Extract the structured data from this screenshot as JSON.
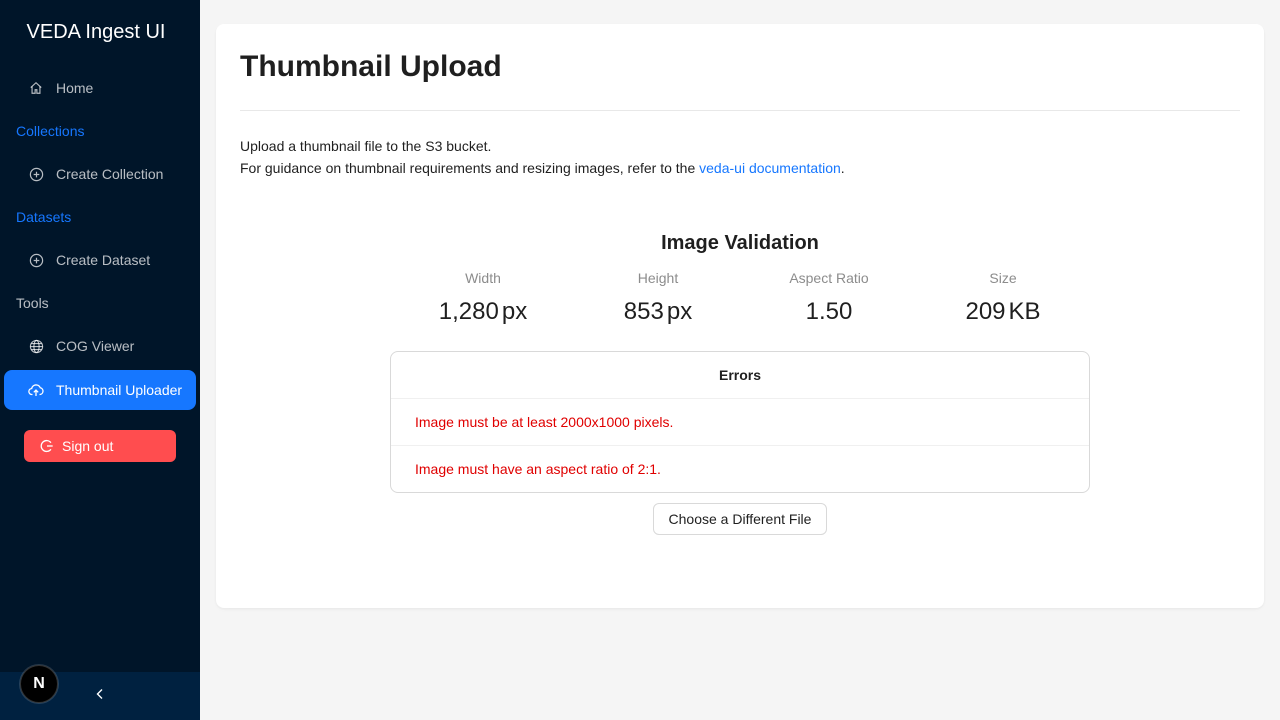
{
  "app": {
    "title": "VEDA Ingest UI"
  },
  "sidebar": {
    "home": {
      "label": "Home",
      "icon": "home-icon"
    },
    "collections_title": "Collections",
    "create_collection": {
      "label": "Create Collection",
      "icon": "plus-circle-icon"
    },
    "datasets_title": "Datasets",
    "create_dataset": {
      "label": "Create Dataset",
      "icon": "plus-circle-icon"
    },
    "tools_title": "Tools",
    "cog_viewer": {
      "label": "COG Viewer",
      "icon": "globe-icon"
    },
    "thumbnail_uploader": {
      "label": "Thumbnail Uploader",
      "icon": "cloud-upload-icon",
      "active": true
    },
    "sign_out": {
      "label": "Sign out",
      "icon": "logout-icon"
    },
    "collapse_icon": "chevron-left-icon",
    "badge_letter": "N"
  },
  "main": {
    "title": "Thumbnail Upload",
    "intro_line1": "Upload a thumbnail file to the S3 bucket.",
    "intro_line2_prefix": "For guidance on thumbnail requirements and resizing images, refer to the ",
    "intro_link": "veda-ui documentation",
    "intro_line2_suffix": "."
  },
  "validation": {
    "title": "Image Validation",
    "stats": [
      {
        "label": "Width",
        "value": "1,280",
        "unit": "px"
      },
      {
        "label": "Height",
        "value": "853",
        "unit": "px"
      },
      {
        "label": "Aspect Ratio",
        "value": "1.50",
        "unit": ""
      },
      {
        "label": "Size",
        "value": "209",
        "unit": "KB"
      }
    ],
    "errors_title": "Errors",
    "errors": [
      "Image must be at least 2000x1000 pixels.",
      "Image must have an aspect ratio of 2:1."
    ],
    "choose_button": "Choose a Different File"
  },
  "colors": {
    "sidebar_bg": "#001529",
    "accent": "#1677ff",
    "danger": "#ff4d4f",
    "error_text": "#e00000"
  }
}
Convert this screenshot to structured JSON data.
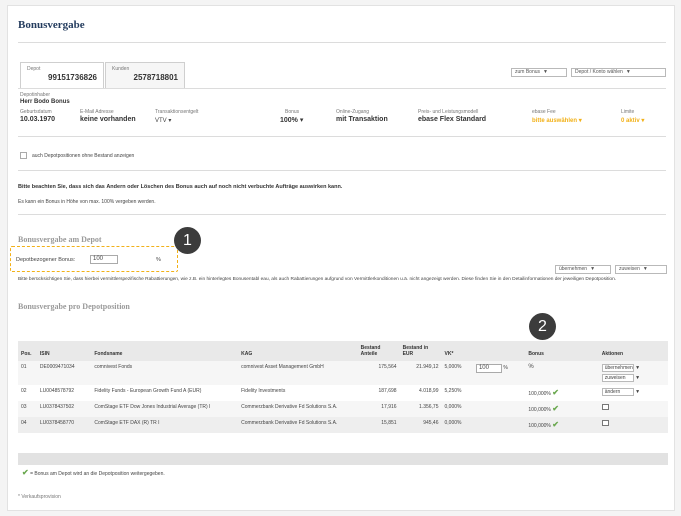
{
  "page": {
    "title": "Bonusvergabe"
  },
  "tabs": [
    {
      "label": "Depot",
      "number": "99151736826"
    },
    {
      "label": "Kunden",
      "number": "2578718801"
    }
  ],
  "top_selects": [
    {
      "label": "zum Bonus"
    },
    {
      "label": "Depot / Konto wählen"
    }
  ],
  "depot_holder": {
    "label": "Depotinhaber",
    "name": "Herr Bodo Bonus"
  },
  "info": [
    {
      "label": "Geburtsdatum",
      "value": "10.03.1970"
    },
    {
      "label": "E-Mail Adresse",
      "value": "keine vorhanden"
    },
    {
      "label": "Transaktionsentgelt",
      "value": "VTV"
    },
    {
      "label": "Bonus",
      "value": "100%"
    },
    {
      "label": "Online-Zugang",
      "value": "mit Transaktion"
    },
    {
      "label": "Preis- und Leistungsmodell",
      "value": "ebase Flex Standard"
    },
    {
      "label": "ebase Fee",
      "value": "bitte auswählen"
    },
    {
      "label": "Limite",
      "value": "0 aktiv"
    }
  ],
  "checkbox_label": "auch Depotpositionen ohne Bestand anzeigen",
  "warning": "Bitte beachten Sie, dass sich das Ändern oder Löschen des Bonus auch auf noch nicht verbuchte Aufträge auswirken kann.",
  "info_text": "Es kann ein Bonus in Höhe von max. 100% vergeben werden.",
  "depot_section": {
    "title": "Bonusvergabe am Depot",
    "field_label": "Depotbezogener Bonus:",
    "field_value": "100",
    "unit": "%",
    "btn_apply": "übernehmen",
    "btn_assign": "zuweisen",
    "note": "Bitte berücksichtigen Sie, dass hierbei vermittlerspezifische Rabattierungen, wie z.B. ein hinterlegtes Bonusentabl eau, als auch Rabattierungen aufgrund von Vermittlerkonditionen u.ä. nicht angezeigt werden. Diese finden Sie in den Detailinformationen der jeweiligen Depotposition."
  },
  "positions_section": {
    "title": "Bonusvergabe pro Depotposition"
  },
  "table": {
    "headers": [
      "Pos.",
      "ISIN",
      "Fondsname",
      "KAG",
      "Bestand Anteile",
      "Bestand in EUR",
      "VK*",
      "",
      "Bonus",
      "Aktionen"
    ],
    "rows": [
      {
        "pos": "01",
        "isin": "DE0009471034",
        "fund": "comnivest Fonds",
        "kag": "comnivest Asset Management GmbH",
        "shares": "175,564",
        "eur": "21.949,12",
        "vk": "5,000%",
        "input": "100",
        "unit": "%",
        "bonus": "",
        "action": "übernehmen",
        "action2": "zuweisen"
      },
      {
        "pos": "02",
        "isin": "LU0048578792",
        "fund": "Fidelity Funds - European Growth Fund A (EUR)",
        "kag": "Fidelity Investments",
        "shares": "187,698",
        "eur": "4.018,99",
        "vk": "5,250%",
        "input": "",
        "unit": "",
        "bonus": "100,000%",
        "action": "ändern",
        "action2": ""
      },
      {
        "pos": "03",
        "isin": "LU0378437502",
        "fund": "ComStage ETF Dow Jones Industrial Average (TR) I",
        "kag": "Commerzbank Derivative Fd Solutions S.A.",
        "shares": "17,916",
        "eur": "1.356,75",
        "vk": "0,000%",
        "input": "",
        "unit": "",
        "bonus": "100,000%",
        "action": "",
        "action2": ""
      },
      {
        "pos": "04",
        "isin": "LU0378458770",
        "fund": "ComStage ETF DAX (R) TR I",
        "kag": "Commerzbank Derivative Fd Solutions S.A.",
        "shares": "15,851",
        "eur": "945,46",
        "vk": "0,000%",
        "input": "",
        "unit": "",
        "bonus": "100,000%",
        "action": "",
        "action2": ""
      }
    ]
  },
  "legend": "= Bonus am Depot wird an die Depotposition weitergegeben.",
  "footnote": "* Verkaufsprovision",
  "badges": [
    "1",
    "2"
  ],
  "colors": {
    "accent": "#f2b118",
    "title": "#243c5e",
    "check": "#6aa84f"
  }
}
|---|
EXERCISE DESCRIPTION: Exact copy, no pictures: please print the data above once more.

EXPECTED ANSWER:
Extract the structured data from this screenshot as JSON.
{
  "app": {
    "title": "VEDA Ingest UI"
  },
  "sidebar": {
    "home": {
      "label": "Home",
      "icon": "home-icon"
    },
    "collections_title": "Collections",
    "create_collection": {
      "label": "Create Collection",
      "icon": "plus-circle-icon"
    },
    "datasets_title": "Datasets",
    "create_dataset": {
      "label": "Create Dataset",
      "icon": "plus-circle-icon"
    },
    "tools_title": "Tools",
    "cog_viewer": {
      "label": "COG Viewer",
      "icon": "globe-icon"
    },
    "thumbnail_uploader": {
      "label": "Thumbnail Uploader",
      "icon": "cloud-upload-icon",
      "active": true
    },
    "sign_out": {
      "label": "Sign out",
      "icon": "logout-icon"
    },
    "collapse_icon": "chevron-left-icon",
    "badge_letter": "N"
  },
  "main": {
    "title": "Thumbnail Upload",
    "intro_line1": "Upload a thumbnail file to the S3 bucket.",
    "intro_line2_prefix": "For guidance on thumbnail requirements and resizing images, refer to the ",
    "intro_link": "veda-ui documentation",
    "intro_line2_suffix": "."
  },
  "validation": {
    "title": "Image Validation",
    "stats": [
      {
        "label": "Width",
        "value": "1,280",
        "unit": "px"
      },
      {
        "label": "Height",
        "value": "853",
        "unit": "px"
      },
      {
        "label": "Aspect Ratio",
        "value": "1.50",
        "unit": ""
      },
      {
        "label": "Size",
        "value": "209",
        "unit": "KB"
      }
    ],
    "errors_title": "Errors",
    "errors": [
      "Image must be at least 2000x1000 pixels.",
      "Image must have an aspect ratio of 2:1."
    ],
    "choose_button": "Choose a Different File"
  },
  "colors": {
    "sidebar_bg": "#001529",
    "accent": "#1677ff",
    "danger": "#ff4d4f",
    "error_text": "#e00000"
  }
}
Convert this screenshot to structured JSON data.
{
  "page": {
    "title": "Bonusvergabe"
  },
  "tabs": [
    {
      "label": "Depot",
      "number": "99151736826"
    },
    {
      "label": "Kunden",
      "number": "2578718801"
    }
  ],
  "top_selects": [
    {
      "label": "zum Bonus"
    },
    {
      "label": "Depot / Konto wählen"
    }
  ],
  "depot_holder": {
    "label": "Depotinhaber",
    "name": "Herr Bodo Bonus"
  },
  "info": [
    {
      "label": "Geburtsdatum",
      "value": "10.03.1970"
    },
    {
      "label": "E-Mail Adresse",
      "value": "keine vorhanden"
    },
    {
      "label": "Transaktionsentgelt",
      "value": "VTV"
    },
    {
      "label": "Bonus",
      "value": "100%"
    },
    {
      "label": "Online-Zugang",
      "value": "mit Transaktion"
    },
    {
      "label": "Preis- und Leistungsmodell",
      "value": "ebase Flex Standard"
    },
    {
      "label": "ebase Fee",
      "value": "bitte auswählen"
    },
    {
      "label": "Limite",
      "value": "0 aktiv"
    }
  ],
  "checkbox_label": "auch Depotpositionen ohne Bestand anzeigen",
  "warning": "Bitte beachten Sie, dass sich das Ändern oder Löschen des Bonus auch auf noch nicht verbuchte Aufträge auswirken kann.",
  "info_text": "Es kann ein Bonus in Höhe von max. 100% vergeben werden.",
  "depot_section": {
    "title": "Bonusvergabe am Depot",
    "field_label": "Depotbezogener Bonus:",
    "field_value": "100",
    "unit": "%",
    "btn_apply": "übernehmen",
    "btn_assign": "zuweisen",
    "note": "Bitte berücksichtigen Sie, dass hierbei vermittlerspezifische Rabattierungen, wie z.B. ein hinterlegtes Bonusentabl eau, als auch Rabattierungen aufgrund von Vermittlerkonditionen u.ä. nicht angezeigt werden. Diese finden Sie in den Detailinformationen der jeweiligen Depotposition."
  },
  "positions_section": {
    "title": "Bonusvergabe pro Depotposition"
  },
  "table": {
    "headers": [
      "Pos.",
      "ISIN",
      "Fondsname",
      "KAG",
      "Bestand Anteile",
      "Bestand in EUR",
      "VK*",
      "",
      "Bonus",
      "Aktionen"
    ],
    "rows": [
      {
        "pos": "01",
        "isin": "DE0009471034",
        "fund": "comnivest Fonds",
        "kag": "comnivest Asset Management GmbH",
        "shares": "175,564",
        "eur": "21.949,12",
        "vk": "5,000%",
        "input": "100",
        "unit": "%",
        "bonus": "",
        "action": "übernehmen",
        "action2": "zuweisen"
      },
      {
        "pos": "02",
        "isin": "LU0048578792",
        "fund": "Fidelity Funds - European Growth Fund A (EUR)",
        "kag": "Fidelity Investments",
        "shares": "187,698",
        "eur": "4.018,99",
        "vk": "5,250%",
        "input": "",
        "unit": "",
        "bonus": "100,000%",
        "action": "ändern",
        "action2": ""
      },
      {
        "pos": "03",
        "isin": "LU0378437502",
        "fund": "ComStage ETF Dow Jones Industrial Average (TR) I",
        "kag": "Commerzbank Derivative Fd Solutions S.A.",
        "shares": "17,916",
        "eur": "1.356,75",
        "vk": "0,000%",
        "input": "",
        "unit": "",
        "bonus": "100,000%",
        "action": "",
        "action2": ""
      },
      {
        "pos": "04",
        "isin": "LU0378458770",
        "fund": "ComStage ETF DAX (R) TR I",
        "kag": "Commerzbank Derivative Fd Solutions S.A.",
        "shares": "15,851",
        "eur": "945,46",
        "vk": "0,000%",
        "input": "",
        "unit": "",
        "bonus": "100,000%",
        "action": "",
        "action2": ""
      }
    ]
  },
  "legend": "= Bonus am Depot wird an die Depotposition weitergegeben.",
  "footnote": "* Verkaufsprovision",
  "badges": [
    "1",
    "2"
  ],
  "colors": {
    "accent": "#f2b118",
    "title": "#243c5e",
    "check": "#6aa84f"
  }
}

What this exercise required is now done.